Last night, 60 Minutes ran a report on the shocking normalcy of stock trades by members of Congress. The world’s greatest deliberative bodies are exempt from insider trading laws, even though its members get quicker access to market-moving information than almost anyone else. If you’re one of those 9 percent of Americans who still trust Congress, well, avert your eyes.
Steve Kroft’s report was based largely on a new book, Throw Them All Out, written by the conservative scholar/sometime Palin speechwriter Peter Schweizer. I’m working my way through it now, and one of the ugliest revelations so far – prodded in the Kroft story – is the degree to which Rep. Spencer Bachus, then ranking member of the House Financial Services Committee, bet against the market as it collapsed in 2008. Schweizer finds “no less than forty options trades” in Bachus’s records from July 2008 to November 2008. The trades made him wealthier; almost nobody else had the information he had, and could have made them. Take this example, from the bottom of the collapse.
On the evening of September 18, at 7 p.m., Bachus received [a] private briefing for congressional leaders by Hank Paulson and Federal Reserve Bank Chairman Ben Bernanke about the current state of the economy. They sat around a long table in the office of Nancy Pelosi, then the Speaker of the House. These briefings were secretive. Often, cell phones and Blackberrys had to be surrendered outside the room to avoid leaks.
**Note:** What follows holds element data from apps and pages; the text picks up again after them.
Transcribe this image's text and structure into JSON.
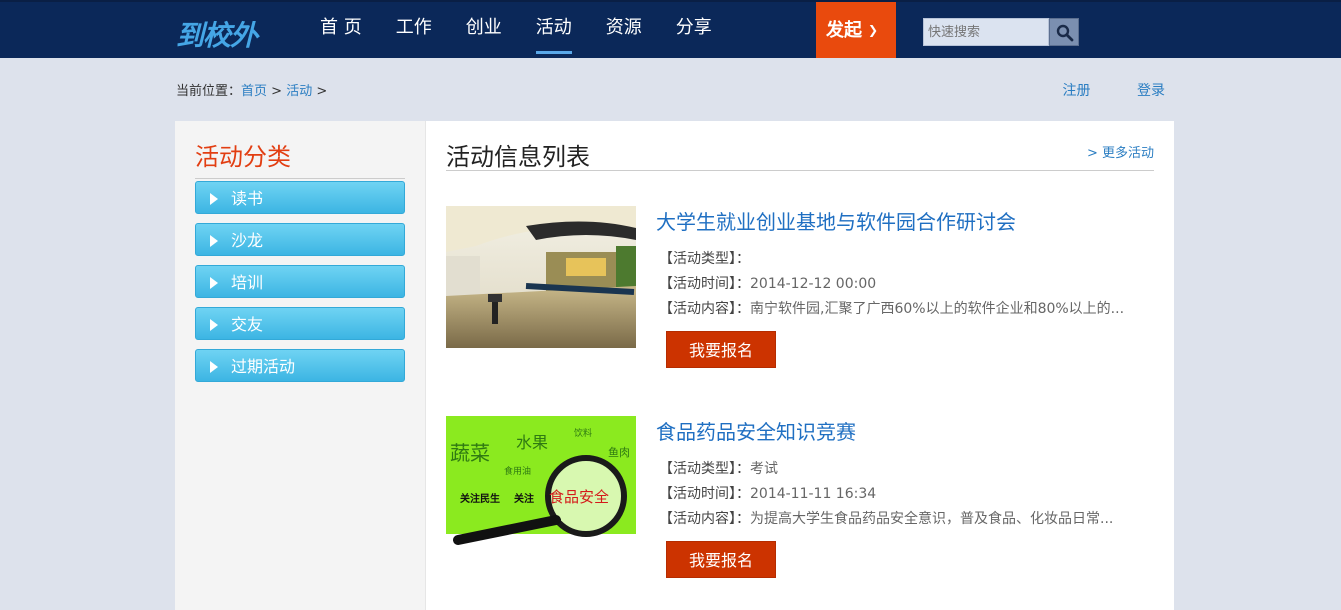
{
  "header": {
    "logo": "到校外",
    "nav": [
      "首 页",
      "工作",
      "创业",
      "活动",
      "资源",
      "分享"
    ],
    "active_nav": "活动",
    "launch_label": "发起",
    "search_placeholder": "快速搜索"
  },
  "breadcrumb": {
    "prefix": "当前位置：",
    "items": [
      "首页",
      "活动"
    ],
    "sep": ">"
  },
  "account": {
    "register": "注册",
    "login": "登录"
  },
  "sidebar": {
    "title": "活动分类",
    "categories": [
      "读书",
      "沙龙",
      "培训",
      "交友",
      "过期活动"
    ]
  },
  "main": {
    "title": "活动信息列表",
    "more": "> 更多活动",
    "events": [
      {
        "title": "大学生就业创业基地与软件园合作研讨会",
        "type_label": "【活动类型】：",
        "type": "",
        "time_label": "【活动时间】：",
        "time": "2014-12-12 00:00",
        "content_label": "【活动内容】：",
        "content": "南宁软件园,汇聚了广西60%以上的软件企业和80%以上的...",
        "button": "我要报名"
      },
      {
        "title": "食品药品安全知识竞赛",
        "type_label": "【活动类型】：",
        "type": "考试",
        "time_label": "【活动时间】：",
        "time": "2014-11-11 16:34",
        "content_label": "【活动内容】：",
        "content": "为提高大学生食品药品安全意识，普及食品、化妆品日常...",
        "button": "我要报名",
        "image_text": [
          "蔬菜",
          "水果",
          "饮料",
          "鱼肉",
          "食用油",
          "关注民生",
          "关注",
          "食品安全"
        ]
      }
    ]
  }
}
What Bachus and his colleagues heard behind closed doors was stunning. As Paulson recounts, “Ben [Bernanke] emphasized how the financial crisis could spill into the real economy. As stocks dropped perhaps a further 20 percent, General Motors would go bankrupt, and unemployment would rise … if we did nothing.” The members of Congress around the table were, in Paulson’s words, “ashen-faced.”
Bernanke continued, “It is a matter of days before there is a meltdown in the global financial system.” Bachus was among those who spoke. According to Paulson, he suggested recapitalizing the banks by buying shares.
The meeting broke up. The next day, September 19, Congressman Bachus bought contract options on Proshares Ultra-Short QQQ, an index fund that seeks results that are 200% of the inverse of the Nasdaq 100 index. In other words, he was shorting the market. It was an inexpensive way to bet that the market would fall. He bought options for $7,846 on a day when the Dow Jones Industrial Average opened at 8,604. A few days later, on September 23, after the market had indeed fallen, he sold the options for over $13,000 and nearly doubled his money.
There are dozens of examples like this. On September 8, Hank Paulson gets a tip from GE about the company’s sluggish bond sales, on September 10, Bachus shorts GE options four times. It’s all legal, and Bachus is now the chairman of House Financial Services.